DATA IN THIS EXERCISE
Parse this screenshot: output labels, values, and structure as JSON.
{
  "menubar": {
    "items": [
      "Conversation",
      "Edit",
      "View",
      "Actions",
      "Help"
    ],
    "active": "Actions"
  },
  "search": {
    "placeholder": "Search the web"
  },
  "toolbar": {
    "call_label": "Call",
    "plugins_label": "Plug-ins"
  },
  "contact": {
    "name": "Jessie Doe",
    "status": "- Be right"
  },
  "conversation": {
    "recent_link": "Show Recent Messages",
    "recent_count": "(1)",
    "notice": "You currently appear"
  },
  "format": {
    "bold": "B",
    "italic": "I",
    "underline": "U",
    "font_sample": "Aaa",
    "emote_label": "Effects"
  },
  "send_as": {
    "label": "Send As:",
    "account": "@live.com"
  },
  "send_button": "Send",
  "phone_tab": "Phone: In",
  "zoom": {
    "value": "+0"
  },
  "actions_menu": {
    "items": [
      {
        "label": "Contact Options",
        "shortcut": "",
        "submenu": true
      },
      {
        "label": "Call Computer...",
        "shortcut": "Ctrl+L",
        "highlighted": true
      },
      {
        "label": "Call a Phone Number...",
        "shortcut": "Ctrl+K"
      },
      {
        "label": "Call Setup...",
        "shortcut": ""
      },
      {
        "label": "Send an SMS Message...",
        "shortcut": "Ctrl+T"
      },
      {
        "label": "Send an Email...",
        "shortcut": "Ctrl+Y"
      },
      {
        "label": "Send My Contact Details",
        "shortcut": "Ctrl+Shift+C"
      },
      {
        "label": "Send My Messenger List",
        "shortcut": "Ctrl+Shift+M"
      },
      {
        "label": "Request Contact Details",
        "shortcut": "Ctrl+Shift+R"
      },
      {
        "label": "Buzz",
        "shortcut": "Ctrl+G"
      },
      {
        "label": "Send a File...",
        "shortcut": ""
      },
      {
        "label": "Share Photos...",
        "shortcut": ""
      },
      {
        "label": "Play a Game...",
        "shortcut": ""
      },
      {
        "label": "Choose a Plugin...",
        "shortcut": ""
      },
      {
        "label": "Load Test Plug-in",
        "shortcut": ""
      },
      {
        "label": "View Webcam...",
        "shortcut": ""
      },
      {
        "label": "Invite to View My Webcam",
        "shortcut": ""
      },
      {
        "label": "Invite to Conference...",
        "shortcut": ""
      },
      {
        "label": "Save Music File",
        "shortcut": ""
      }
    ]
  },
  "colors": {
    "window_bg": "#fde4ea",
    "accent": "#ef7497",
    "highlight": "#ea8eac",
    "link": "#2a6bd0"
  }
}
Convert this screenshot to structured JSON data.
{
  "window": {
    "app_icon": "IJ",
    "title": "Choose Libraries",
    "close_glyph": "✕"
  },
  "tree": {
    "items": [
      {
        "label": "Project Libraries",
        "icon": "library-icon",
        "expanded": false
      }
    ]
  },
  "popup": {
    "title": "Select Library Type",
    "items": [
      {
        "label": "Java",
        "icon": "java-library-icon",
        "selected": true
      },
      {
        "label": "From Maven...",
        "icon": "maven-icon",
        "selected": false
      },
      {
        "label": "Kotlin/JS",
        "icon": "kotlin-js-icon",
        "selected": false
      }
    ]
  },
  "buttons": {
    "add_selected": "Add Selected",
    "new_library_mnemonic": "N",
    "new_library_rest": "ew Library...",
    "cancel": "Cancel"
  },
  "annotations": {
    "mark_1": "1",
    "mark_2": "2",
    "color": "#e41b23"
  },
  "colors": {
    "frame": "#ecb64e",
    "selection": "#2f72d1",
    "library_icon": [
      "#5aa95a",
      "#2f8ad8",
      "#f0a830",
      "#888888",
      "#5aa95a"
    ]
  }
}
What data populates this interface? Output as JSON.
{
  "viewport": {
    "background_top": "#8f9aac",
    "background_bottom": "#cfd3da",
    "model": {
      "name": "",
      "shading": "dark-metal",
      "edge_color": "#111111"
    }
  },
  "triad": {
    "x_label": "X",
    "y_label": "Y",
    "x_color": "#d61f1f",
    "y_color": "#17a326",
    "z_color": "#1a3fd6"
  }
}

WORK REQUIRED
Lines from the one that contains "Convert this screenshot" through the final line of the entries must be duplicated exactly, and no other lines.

COMPLETED TASK
Convert this screenshot to structured JSON data.
{
  "window": {
    "app_icon": "IJ",
    "title": "Choose Libraries",
    "close_glyph": "✕"
  },
  "tree": {
    "items": [
      {
        "label": "Project Libraries",
        "icon": "library-icon",
        "expanded": false
      }
    ]
  },
  "popup": {
    "title": "Select Library Type",
    "items": [
      {
        "label": "Java",
        "icon": "java-library-icon",
        "selected": true
      },
      {
        "label": "From Maven...",
        "icon": "maven-icon",
        "selected": false
      },
      {
        "label": "Kotlin/JS",
        "icon": "kotlin-js-icon",
        "selected": false
      }
    ]
  },
  "buttons": {
    "add_selected": "Add Selected",
    "new_library_mnemonic": "N",
    "new_library_rest": "ew Library...",
    "cancel": "Cancel"
  },
  "annotations": {
    "mark_1": "1",
    "mark_2": "2",
    "color": "#e41b23"
  },
  "colors": {
    "frame": "#ecb64e",
    "selection": "#2f72d1",
    "library_icon": [
      "#5aa95a",
      "#2f8ad8",
      "#f0a830",
      "#888888",
      "#5aa95a"
    ]
  }
}
What data populates this interface? Output as JSON.
{
  "viewport": {
    "background_top": "#8f9aac",
    "background_bottom": "#cfd3da",
    "model": {
      "name": "",
      "shading": "dark-metal",
      "edge_color": "#111111"
    }
  },
  "triad": {
    "x_label": "X",
    "y_label": "Y",
    "x_color": "#d61f1f",
    "y_color": "#17a326",
    "z_color": "#1a3fd6"
  }
}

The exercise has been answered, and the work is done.